> _Problem statement_
Search the listing for the string "expense". Copy every line that has it.

> _Information given_
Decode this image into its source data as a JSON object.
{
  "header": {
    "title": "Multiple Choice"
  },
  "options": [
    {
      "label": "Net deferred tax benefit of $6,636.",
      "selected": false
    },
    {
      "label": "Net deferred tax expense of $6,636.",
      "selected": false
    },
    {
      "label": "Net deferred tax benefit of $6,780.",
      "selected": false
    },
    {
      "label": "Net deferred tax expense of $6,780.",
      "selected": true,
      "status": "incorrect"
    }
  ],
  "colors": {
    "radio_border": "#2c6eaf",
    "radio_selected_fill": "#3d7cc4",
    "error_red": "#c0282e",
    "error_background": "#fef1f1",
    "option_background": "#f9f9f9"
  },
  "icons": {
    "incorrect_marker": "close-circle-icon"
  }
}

> _Result of the task_
      "label": "Net deferred tax expense of $6,636.",
      "label": "Net deferred tax expense of $6,780.",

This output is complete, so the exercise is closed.